Experts warn that the Cheerios wildflower initiative might actually do more harm in some areas
Cheerios' beloved mascot, Buzz the Bee, has disappeared from the boxes of Honey Nut Cheerios to serve as a stark reminder that the world's bee population is gradually nearing its end.
Researchers have discovered that the vast majority of infected hives can be traced back to one source -- the European honeybee, which is consistenly traded and imported to North America.
While we've been pretty sure for a while that neonicotinioid insecticides threaten honeybees, here is new information on threats from pesticides commonly used on some of the U.S.'s key crops, suggesting our government needs to increase regulation on some agricultural practices.
Wild bees are disappearing from many major agricultural areas across the United States, including California’s Central Valley, the Midwest’s corn belt and the Mississippi River valley. To help examine the problem. University of Vermont (UVM) researchers have created the first national map of bee populations.
Australian blue-banded bees take a heavy metal approach to pollination. A team of researchers recently filmed the bees' headbanging technique, which reportedly maximizes pollen release and allows bees to spend less time pollinating each flower.
A new study from Australian researchers talks about non-bee pollinators that make kiwi, coffee, mangoes, canola and others thrive.
Plants with flowers pointing towards the sky may be more likely to attract moth pollinators, compared to shy sideways-facing flowers. This suggests that flower direction plays a larger role in pollination than scent.
A study of ancient bee fossils and their pollen from roughly 50 million years ago revealed findings for the habits of modern-day bees.
Two new studies say that monitoring biodiversity of farmland in Europe could be affordable and relatively easy.
Among all bat species, African straw-colored fruit bats are record-holding flyers.
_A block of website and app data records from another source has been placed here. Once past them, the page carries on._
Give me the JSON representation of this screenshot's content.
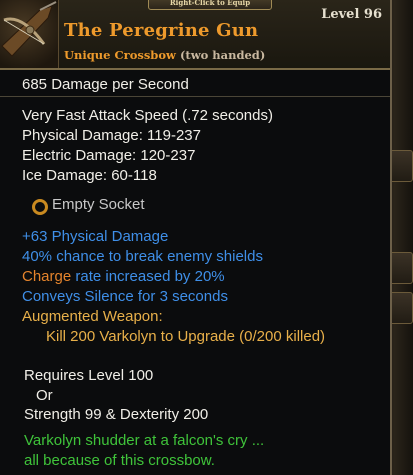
{
  "header": {
    "tab_label": "Right-Click to Equip",
    "item_name": "The Peregrine Gun",
    "item_type": "Unique Crossbow",
    "item_hands": "(two handed)",
    "level": "Level 96",
    "icon": "crossbow-icon"
  },
  "dps": {
    "value": "685",
    "label": "Damage per Second"
  },
  "base_stats": [
    "Very Fast Attack Speed (.72 seconds)",
    "Physical Damage: 119-237",
    "Electric Damage: 120-237",
    "Ice Damage: 60-118"
  ],
  "socket": {
    "label": "Empty Socket",
    "icon": "empty-socket-icon"
  },
  "affixes": {
    "physical": "+63 Physical Damage",
    "shields": "40% chance to break enemy shields",
    "charge_word": "Charge",
    "charge_rest": " rate increased by 20%",
    "silence": "Conveys Silence for 3 seconds",
    "augmented": "Augmented Weapon:",
    "upgrade": "Kill 200 Varkolyn to Upgrade (0/200 killed)"
  },
  "requirements": {
    "level": "Requires Level 100",
    "or": "Or",
    "stats": "Strength 99 & Dexterity 200"
  },
  "flavor": {
    "line1": "Varkolyn shudder at a falcon's cry ...",
    "line2": "all because of this crossbow."
  },
  "colors": {
    "item_name": "#ee9a2c",
    "magic_blue": "#3f8fe8",
    "charge_orange": "#e5842c",
    "flavor_green": "#3fc33a"
  }
}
This enables them to successfully forage for food, while spreading seeds and pollen over wide-spread areas of Africa.
Honey Bees can't resist caffeine, and some plants are even making their nectar more caffeinated to attract them. This dynamic could have serious impacts on pollination and honey production, researchers say.
It's no secret that the world desperately needs bees. With worrying declines around the globe, their importance in agriculture and forest management is as obvious as ever. However, new research has found that, worryingly, some bees can cheat the system -- stealing pollen without pollinating plants in return.
Western prairie fringed orchids in North Dakota are being threatened by invasive hawk moths and bumble bees who have been stealing nectar from these victim plants without pollinating them. Understanding this "nectar larceny" could help researchers better conserve rare plant populations.